Make white vinegar your go-to. “We love white vinegar for all manner of cleaning, from floor to laundry care,” MacKinney says of the all-natural product that also acts as a whitener. Simply add half a cup manually at the beginning of the rinse cycle (see below for tips on wash temperatures, etc.). You can also pretreat stains by soaking the fabric in half a cup of white vinegar combined with a gallon of water.
Take action immediately. While you’re obviously not going to remove your tablecloth in the middle of dinner, it’s important to treat your stains as soon as possible. MacKinney recommends taking your linens to your laundry room for a quick spot-check as soon as your guests have departed. “It’s best not to wait until the next morning when stains have really had a chance to get set in,” she advises.
Differentiate your stains. Almost all stains are treatable, though different spills require different approaches. Here’s how to tackle the common culprits:
- Protein stains. According to MacKinney, combining cold water and salt to remove blood and dairy from fabric works wonders. First, run the fabric under cold water—hot water will cause a protein stain to set—then soak the stain in cold water with half a cup of table salt. If it’s a particularly tough stain, you can make a paste of three parts table salt and one part water, then rub it into the affected fabric (you may need to repeat the process a few times)
- Grease stains: Whether you’re treating your clothes or your linens, grease stains are best removed by lightly coating the stain in baking soda and letting it sit for a bit. Then, Duffy advises using equal parts water and vinegar to saturate the stain and then lightly brush to remove it. Follow with a warm water rinse.
- Red wine. Your best bet for combating this common holiday spill is to begin treating the spot before the wine has had a chance to dry. Take the tablecloth to the sink and run boiling water over it, letting the wine run through the fabric. Then, rub a salt paste into the fabric and let it sit for approximately 15 minutes.

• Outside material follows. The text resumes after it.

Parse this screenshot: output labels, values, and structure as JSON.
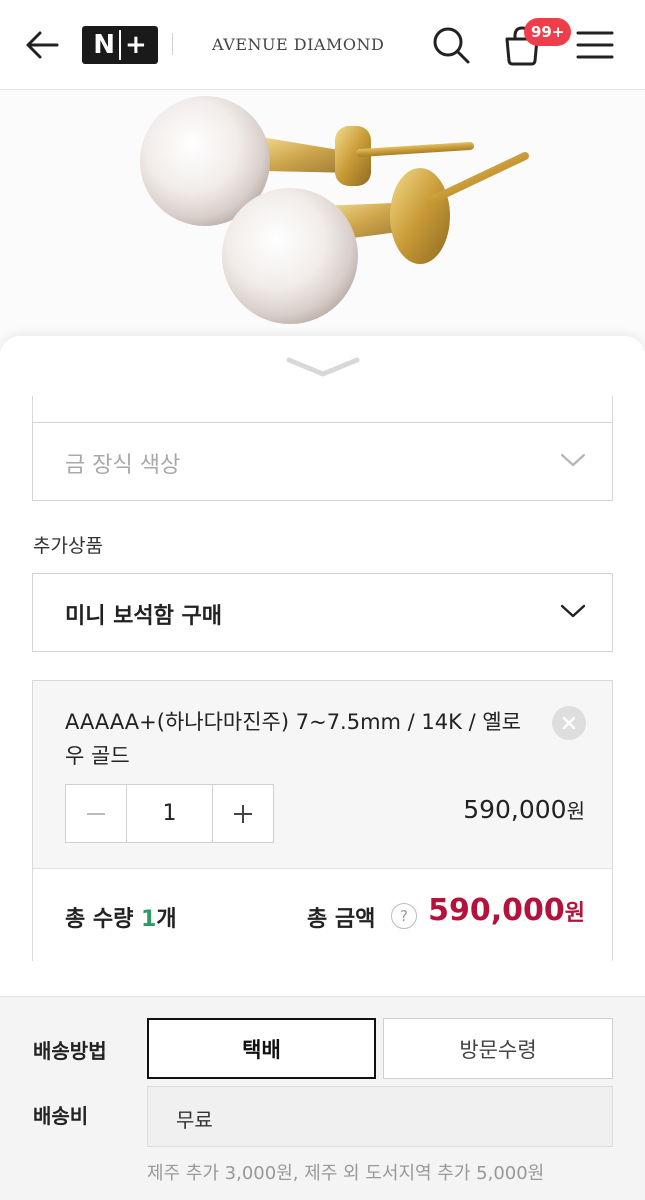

Rinse and repeat until the stain is gone.
- Candle wax. For candle wax drips, resist the urge to treat your tablecloth immediately, as you want the wax to harden (Duffy suggests putting the tablecloth in the freezer to speed up the process). Once the wax is completely cool, slowly scrape it off with a dull knife. Bear in mind that wax from all-natural, non-toxic candles is easier to clean up.
Know how to wash—and dry—like a pro. After you’ve pre-treated your linens, make sure you wash them with care. Here, Duffy and MacKinney break down best practices for washing and drying your pieces.
- Go delicate, always. Whether you’re dealing with a natural or synthetic material, choose to wash your linens in warm—not hot—water on the delicate cycle with a cold water rinse.
- Ban bleach. “We don’t recommend using chlorine bleach on anything, as it wears down the fibers on fabric,” Duffy says. While you’re on a product purge, go ahead and skip the fabric softener as well. “It coats and weakens the threads, making them less absorbent and ultimately more difficult to extract stains,” Duffy notes.
- Remember that less is more. “We’ve found that you don’t need much detergent to clean table linens, especially when you’ve pre-treated stains,” Duffy says. Persil is her favorite product for everyday linens, because it has the necessary enzymes to break down stain molecules. For high-end linens, she opts for the linen wash by Le Blanc, which is effective yet gentle enough to preserve the textiles.
- Be diligent when drying. “Heirlooms and items made out of linen should be dried on the permanent press cycle,” MacKinney says. Your fine pieces should also be taken out of the dryer when they’re slightly damp to make ironing—which should always be done on a low setting—easier.
Pack away your pieces with care. Just throwing your linens in a sideboard drawer is never a good idea, our experts caution. Instead, Duffy recommends storing linens in a fabric-friendly container, like the canvas storage bags by The Laundress, with acid-free paper between your layers to allow for more air circulation.